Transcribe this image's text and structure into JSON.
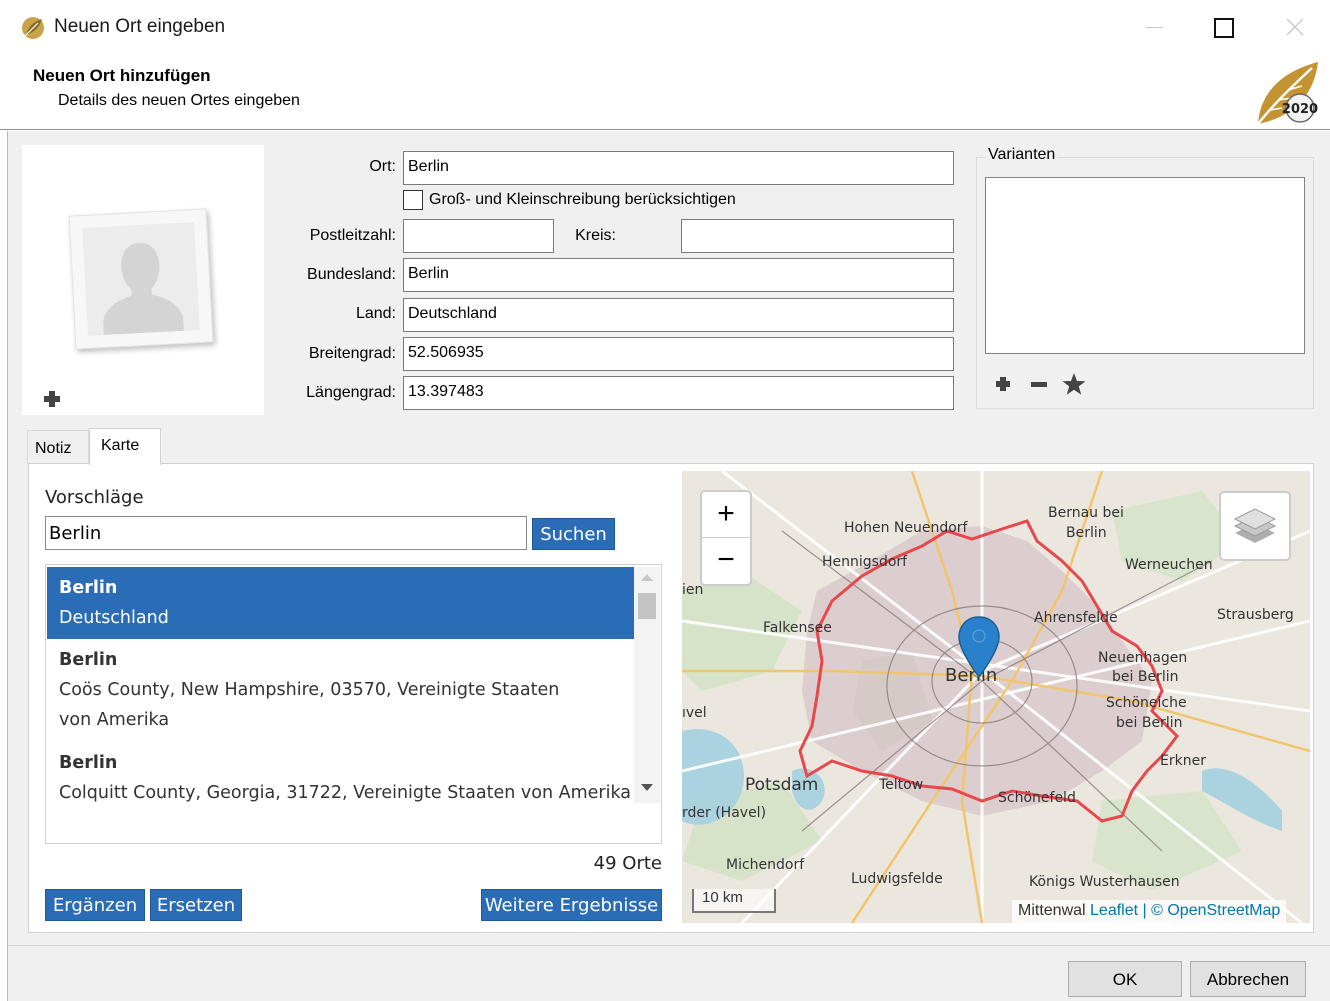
{
  "window": {
    "title": "Neuen Ort eingeben"
  },
  "header": {
    "title": "Neuen Ort hinzufügen",
    "subtitle": "Details des neuen Ortes eingeben",
    "logo_text": "2020"
  },
  "form": {
    "ort_label": "Ort:",
    "ort_value": "Berlin",
    "case_checkbox_label": "Groß- und Kleinschreibung berücksichtigen",
    "case_checked": false,
    "postleitzahl_label": "Postleitzahl:",
    "postleitzahl_value": "",
    "kreis_label": "Kreis:",
    "kreis_value": "",
    "bundesland_label": "Bundesland:",
    "bundesland_value": "Berlin",
    "land_label": "Land:",
    "land_value": "Deutschland",
    "breitengrad_label": "Breitengrad:",
    "breitengrad_value": "52.506935",
    "laengengrad_label": "Längengrad:",
    "laengengrad_value": "13.397483"
  },
  "variants": {
    "legend": "Varianten",
    "items": []
  },
  "tabs": [
    {
      "label": "Notiz",
      "active": false
    },
    {
      "label": "Karte",
      "active": true
    }
  ],
  "suggestions": {
    "label": "Vorschläge",
    "search_value": "Berlin",
    "search_button": "Suchen",
    "results": [
      {
        "name": "Berlin",
        "detail": "Deutschland",
        "selected": true
      },
      {
        "name": "Berlin",
        "detail": "Coös County, New Hampshire, 03570, Vereinigte Staaten von Amerika",
        "selected": false
      },
      {
        "name": "Berlin",
        "detail": "Colquitt County, Georgia, 31722, Vereinigte Staaten von Amerika",
        "selected": false
      }
    ],
    "count_text": "49 Orte",
    "ergaenzen_button": "Ergänzen",
    "ersetzen_button": "Ersetzen",
    "more_button": "Weitere Ergebnisse"
  },
  "map": {
    "zoom_in": "+",
    "zoom_out": "−",
    "scale_text": "10 km",
    "attribution_prefix": "Mittenwal",
    "attribution_leaflet": "Leaflet",
    "attribution_sep": " | © ",
    "attribution_osm": "OpenStreetMap",
    "places": {
      "bernau": "Bernau bei",
      "bernau2": "Berlin",
      "hohen_neuendorf": "Hohen Neuendorf",
      "hennigsdorf": "Hennigsdorf",
      "werneuchen": "Werneuchen",
      "strausberg": "Strausberg",
      "ahrensfelde": "Ahrensfelde",
      "falkensee": "Falkensee",
      "neuenhagen": "Neuenhagen",
      "neuenhagen2": "bei Berlin",
      "berlin": "Berlin",
      "schoeneiche": "Schöneiche",
      "schoeneiche2": "bei Berlin",
      "erkner": "Erkner",
      "potsdam": "Potsdam",
      "teltow": "Teltow",
      "schoenefeld": "Schönefeld",
      "werder": "rder (Havel)",
      "michendorf": "Michendorf",
      "ludwigsfelde": "Ludwigsfelde",
      "koenigs": "Königs Wusterhausen",
      "ien": "ien",
      "vel": "ıvel"
    },
    "colors": {
      "boundary": "#e8474b",
      "marker": "#2a81cb",
      "urban": "#d9c8cc"
    }
  },
  "footer": {
    "ok": "OK",
    "cancel": "Abbrechen"
  }
}
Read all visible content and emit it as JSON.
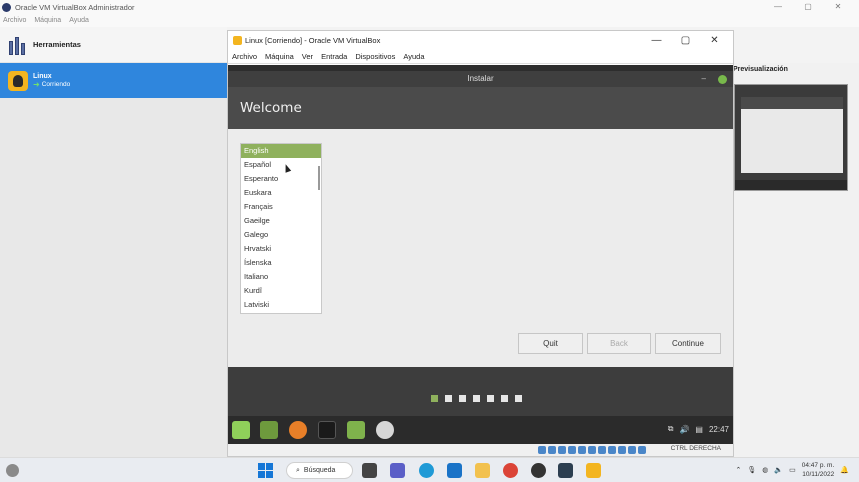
{
  "host": {
    "title": "Oracle VM VirtualBox Administrador",
    "menu": [
      "Archivo",
      "Máquina",
      "Ayuda"
    ],
    "tools_label": "Herramientas",
    "vm": {
      "name": "Linux",
      "state": "Corriendo"
    },
    "preview_label": "Previsualización",
    "window_controls": [
      "—",
      "▢",
      "✕"
    ]
  },
  "vmwindow": {
    "title": "Linux [Corriendo] - Oracle VM VirtualBox",
    "menu": [
      "Archivo",
      "Máquina",
      "Ver",
      "Entrada",
      "Dispositivos",
      "Ayuda"
    ],
    "controls": [
      "—",
      "▢",
      "✕"
    ]
  },
  "installer": {
    "title": "Instalar",
    "heading": "Welcome",
    "languages": [
      "English",
      "Español",
      "Esperanto",
      "Euskara",
      "Français",
      "Gaeilge",
      "Galego",
      "Hrvatski",
      "Íslenska",
      "Italiano",
      "Kurdî",
      "Latviski"
    ],
    "selected_language": "English",
    "buttons": {
      "quit": "Quit",
      "back": "Back",
      "continue": "Continue"
    },
    "progress_steps": 7,
    "progress_current": 1
  },
  "guest_taskbar": {
    "time": "22:47"
  },
  "statusbar": {
    "host_key": "CTRL DERECHA"
  },
  "windows_taskbar": {
    "search_label": "Búsqueda",
    "time": "04:47 p. m.",
    "date": "10/11/2022"
  }
}
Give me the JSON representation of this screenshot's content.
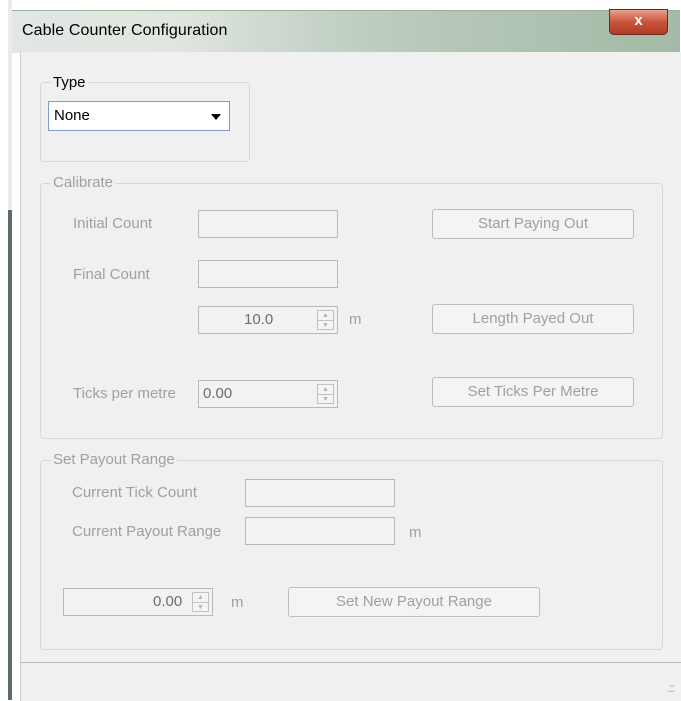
{
  "window": {
    "title": "Cable Counter Configuration",
    "close_label": "x"
  },
  "type_group": {
    "label": "Type",
    "selected": "None"
  },
  "calibrate": {
    "label": "Calibrate",
    "initial_count_label": "Initial Count",
    "initial_count_value": "",
    "final_count_label": "Final Count",
    "final_count_value": "",
    "length_value": "10.0",
    "length_unit": "m",
    "ticks_per_metre_label": "Ticks per metre",
    "ticks_per_metre_value": "0.00",
    "start_paying_out_label": "Start Paying Out",
    "length_payed_out_label": "Length Payed Out",
    "set_ticks_label": "Set Ticks Per Metre"
  },
  "payout": {
    "label": "Set Payout Range",
    "current_tick_label": "Current Tick Count",
    "current_tick_value": "",
    "current_range_label": "Current Payout Range",
    "current_range_value": "",
    "current_range_unit": "m",
    "new_value": "0.00",
    "new_unit": "m",
    "set_new_label": "Set New Payout Range"
  },
  "status": {
    "grip": ".::"
  }
}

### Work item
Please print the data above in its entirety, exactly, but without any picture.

### Exercise answer
Transcribe this image's text and structure into JSON.
{
  "window": {
    "title": "Neuen Ort eingeben"
  },
  "header": {
    "title": "Neuen Ort hinzufügen",
    "subtitle": "Details des neuen Ortes eingeben",
    "logo_text": "2020"
  },
  "form": {
    "ort_label": "Ort:",
    "ort_value": "Berlin",
    "case_checkbox_label": "Groß- und Kleinschreibung berücksichtigen",
    "case_checked": false,
    "postleitzahl_label": "Postleitzahl:",
    "postleitzahl_value": "",
    "kreis_label": "Kreis:",
    "kreis_value": "",
    "bundesland_label": "Bundesland:",
    "bundesland_value": "Berlin",
    "land_label": "Land:",
    "land_value": "Deutschland",
    "breitengrad_label": "Breitengrad:",
    "breitengrad_value": "52.506935",
    "laengengrad_label": "Längengrad:",
    "laengengrad_value": "13.397483"
  },
  "variants": {
    "legend": "Varianten",
    "items": []
  },
  "tabs": [
    {
      "label": "Notiz",
      "active": false
    },
    {
      "label": "Karte",
      "active": true
    }
  ],
  "suggestions": {
    "label": "Vorschläge",
    "search_value": "Berlin",
    "search_button": "Suchen",
    "results": [
      {
        "name": "Berlin",
        "detail": "Deutschland",
        "selected": true
      },
      {
        "name": "Berlin",
        "detail": "Coös County, New Hampshire, 03570, Vereinigte Staaten von Amerika",
        "selected": false
      },
      {
        "name": "Berlin",
        "detail": "Colquitt County, Georgia, 31722, Vereinigte Staaten von Amerika",
        "selected": false
      }
    ],
    "count_text": "49 Orte",
    "ergaenzen_button": "Ergänzen",
    "ersetzen_button": "Ersetzen",
    "more_button": "Weitere Ergebnisse"
  },
  "map": {
    "zoom_in": "+",
    "zoom_out": "−",
    "scale_text": "10 km",
    "attribution_prefix": "Mittenwal",
    "attribution_leaflet": "Leaflet",
    "attribution_sep": " | © ",
    "attribution_osm": "OpenStreetMap",
    "places": {
      "bernau": "Bernau bei",
      "bernau2": "Berlin",
      "hohen_neuendorf": "Hohen Neuendorf",
      "hennigsdorf": "Hennigsdorf",
      "werneuchen": "Werneuchen",
      "strausberg": "Strausberg",
      "ahrensfelde": "Ahrensfelde",
      "falkensee": "Falkensee",
      "neuenhagen": "Neuenhagen",
      "neuenhagen2": "bei Berlin",
      "berlin": "Berlin",
      "schoeneiche": "Schöneiche",
      "schoeneiche2": "bei Berlin",
      "erkner": "Erkner",
      "potsdam": "Potsdam",
      "teltow": "Teltow",
      "schoenefeld": "Schönefeld",
      "werder": "rder (Havel)",
      "michendorf": "Michendorf",
      "ludwigsfelde": "Ludwigsfelde",
      "koenigs": "Königs Wusterhausen",
      "ien": "ien",
      "vel": "ıvel"
    },
    "colors": {
      "boundary": "#e8474b",
      "marker": "#2a81cb",
      "urban": "#d9c8cc"
    }
  },
  "footer": {
    "ok": "OK",
    "cancel": "Abbrechen"
  }
}
Read all visible content and emit it as JSON.
{
  "host": {
    "title": "Oracle VM VirtualBox Administrador",
    "menu": [
      "Archivo",
      "Máquina",
      "Ayuda"
    ],
    "tools_label": "Herramientas",
    "vm": {
      "name": "Linux",
      "state": "Corriendo"
    },
    "preview_label": "Previsualización",
    "window_controls": [
      "—",
      "▢",
      "✕"
    ]
  },
  "vmwindow": {
    "title": "Linux [Corriendo] - Oracle VM VirtualBox",
    "menu": [
      "Archivo",
      "Máquina",
      "Ver",
      "Entrada",
      "Dispositivos",
      "Ayuda"
    ],
    "controls": [
      "—",
      "▢",
      "✕"
    ]
  },
  "installer": {
    "title": "Instalar",
    "heading": "Welcome",
    "languages": [
      "English",
      "Español",
      "Esperanto",
      "Euskara",
      "Français",
      "Gaeilge",
      "Galego",
      "Hrvatski",
      "Íslenska",
      "Italiano",
      "Kurdî",
      "Latviski"
    ],
    "selected_language": "English",
    "buttons": {
      "quit": "Quit",
      "back": "Back",
      "continue": "Continue"
    },
    "progress_steps": 7,
    "progress_current": 1
  },
  "guest_taskbar": {
    "time": "22:47"
  },
  "statusbar": {
    "host_key": "CTRL DERECHA"
  },
  "windows_taskbar": {
    "search_label": "Búsqueda",
    "time": "04:47 p. m.",
    "date": "10/11/2022"
  }
}
Give me the JSON representation of this screenshot's content.
{
  "window": {
    "title": "Cable Counter Configuration",
    "close_label": "x"
  },
  "type_group": {
    "label": "Type",
    "selected": "None"
  },
  "calibrate": {
    "label": "Calibrate",
    "initial_count_label": "Initial Count",
    "initial_count_value": "",
    "final_count_label": "Final Count",
    "final_count_value": "",
    "length_value": "10.0",
    "length_unit": "m",
    "ticks_per_metre_label": "Ticks per metre",
    "ticks_per_metre_value": "0.00",
    "start_paying_out_label": "Start Paying Out",
    "length_payed_out_label": "Length Payed Out",
    "set_ticks_label": "Set Ticks Per Metre"
  },
  "payout": {
    "label": "Set Payout Range",
    "current_tick_label": "Current Tick Count",
    "current_tick_value": "",
    "current_range_label": "Current Payout Range",
    "current_range_value": "",
    "current_range_unit": "m",
    "new_value": "0.00",
    "new_unit": "m",
    "set_new_label": "Set New Payout Range"
  },
  "status": {
    "grip": ".::"
  }
}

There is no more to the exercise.